Sharks are vulnerable to overfishing because of their low reproductive rates and often low growth rates. Tuna longline fisheries, which operate mainly in oceanic waters beyond the continental shelves that surround land masses, catch many pelagic (open-ocean) sharks, including shortfin mako sharks (Isurus oxyrinchus). Most pelagic sharks fall near the middle of the shark productivity scale, and there is concern that catching too many of them could lead to population depletion. In New Zealand waters, mako sharks are the second most commonly caught shark species (after blue sharks) on tuna longlines. They are not targeted but are taken as bycatch.
NIWA is in its third year of a 5-year phased project on the deepwater line fishery in Tonga funded by the NZ Aid Programme’s Partnership for International Development Fund.

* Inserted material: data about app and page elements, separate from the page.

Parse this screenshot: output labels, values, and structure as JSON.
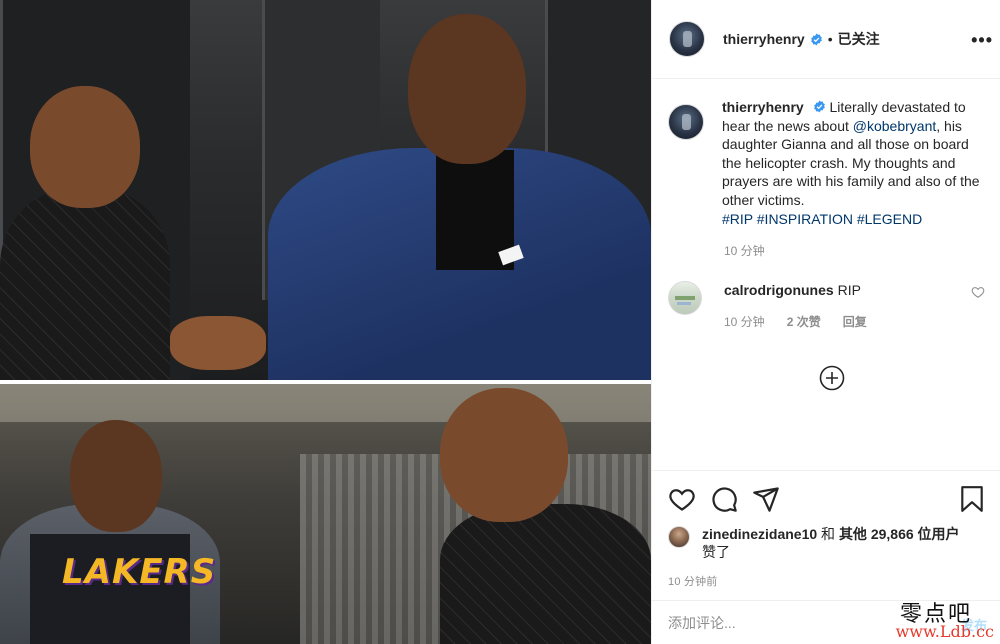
{
  "post": {
    "author": {
      "username": "thierryhenry",
      "verified": true,
      "follow_state": "已关注",
      "separator": "•"
    },
    "caption": {
      "username": "thierryhenry",
      "text_before": "Literally devastated to hear the news about ",
      "mention": "@kobebryant",
      "text_after": ", his daughter Gianna and all those on board the helicopter crash. My thoughts and prayers are with his family and also of the other victims.",
      "hashtags": [
        "#RIP",
        "#INSPIRATION",
        "#LEGEND"
      ],
      "time": "10 分钟"
    },
    "comments": [
      {
        "username": "calrodrigonunes",
        "text": "RIP",
        "time": "10 分钟",
        "likes": "2 次赞",
        "reply_label": "回复"
      }
    ],
    "likes": {
      "liked_by": "zinedinezidane10",
      "conjunction": " 和 ",
      "others": "其他 29,866 位用户",
      "suffix": "赞了"
    },
    "post_time": "10 分钟前",
    "add_comment": {
      "placeholder": "添加评论...",
      "post_label": "发布"
    },
    "photo_text": {
      "jersey": "LAKERS"
    }
  },
  "icons": {
    "more": "more-options-icon",
    "verified": "verified-badge-icon",
    "load_more": "add-circle-icon",
    "like": "heart-icon",
    "comment": "comment-icon",
    "share": "share-icon",
    "save": "bookmark-icon"
  },
  "colors": {
    "text": "#262626",
    "secondary": "#8e8e8e",
    "link": "#00376b",
    "verified": "#3897f0",
    "post_button": "#b2dffc"
  },
  "watermark": {
    "cn": "零点吧",
    "url": "www.Ldb.cc"
  }
}
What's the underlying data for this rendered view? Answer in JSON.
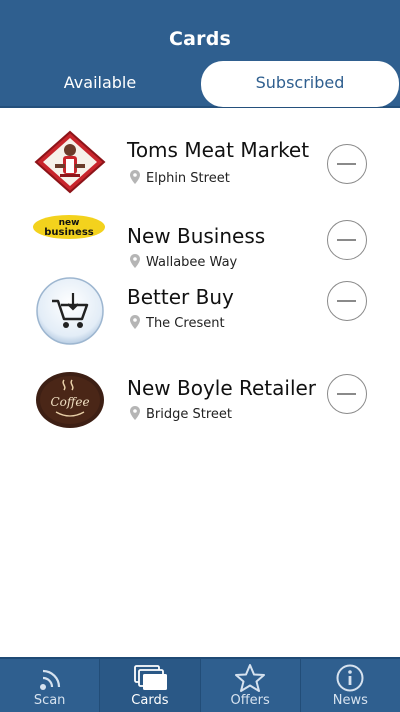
{
  "header": {
    "title": "Cards",
    "segments": [
      {
        "label": "Available",
        "selected": false
      },
      {
        "label": "Subscribed",
        "selected": true
      }
    ]
  },
  "cards": [
    {
      "name": "Toms Meat Market",
      "address": "Elphin Street",
      "logo_icon": "butcher-logo-icon",
      "logo_text": ""
    },
    {
      "name": "New Business",
      "address": "Wallabee Way",
      "logo_icon": "new-business-logo-icon",
      "logo_text": "new business"
    },
    {
      "name": "Better Buy",
      "address": "The Cresent",
      "logo_icon": "shopping-cart-logo-icon",
      "logo_text": ""
    },
    {
      "name": "New Boyle Retailer",
      "address": "Bridge Street",
      "logo_icon": "coffee-logo-icon",
      "logo_text": "Coffee"
    }
  ],
  "tabs": [
    {
      "label": "Scan",
      "icon": "scan-icon",
      "active": false
    },
    {
      "label": "Cards",
      "icon": "cards-icon",
      "active": true
    },
    {
      "label": "Offers",
      "icon": "star-icon",
      "active": false
    },
    {
      "label": "News",
      "icon": "info-icon",
      "active": false
    }
  ],
  "colors": {
    "header_bg": "#2f5f8f",
    "tabbar_bg": "#2f5f8f",
    "text_dark": "#111111",
    "remove_gray": "#8a8a8a"
  }
}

The aim of the project is to deliver the improved governance, management, and economic and biological sustainability of the fishery focusing on deepwater snapper and bluenose in the Tonga EEZ.
We don’t clearly understand the ecological effects of commerical toothfish fishing in the Ross Sea region. To improve our knowledge, we conducted a survey of demersal (bottom-dwelling) fish species on the Ross Sea slope - particularly grenadiers and icefish - during the 2015 Antarctic Ecosystems Voyage.
The Ross Sea lies 3500 km south of New Zealand next to Antarctica. It encompasses the main fishing grounds for Antarctic toothfish, a species NIWA scientists are studying so that it can be fished sustainably.
Rig shark is an important inshore commercial fish species in New Zealand, and we need to understand more about their habitats, movements, nursery grounds and vulnerability to human impacts to ensure they are managed sustainably and their productivity is enhanced.
The main aim of the surveys is to estimate the abundance of hoki and other commercially important species (such as hake and ling), but during the 20 consecutive surveys NIWA scientists have also been able to study other aspects of deepwater biodiversity on the Chatham Rise, including fish distribution, abundance, and ecology.
We need information on the food web structures of our marine ecosystems in order to manage the effects on the ecosystem of fishing, aquaculture and mining, as well as understanding the potential impacts of climate variability and change on our oceans.
A primary aim of the Sultanate of Oman Ministry of Fisheries Wealth is to ensure that fisheries are developed and managed for the advantage of the people of Oman in a manner that is sustainable and maintains biodiversity.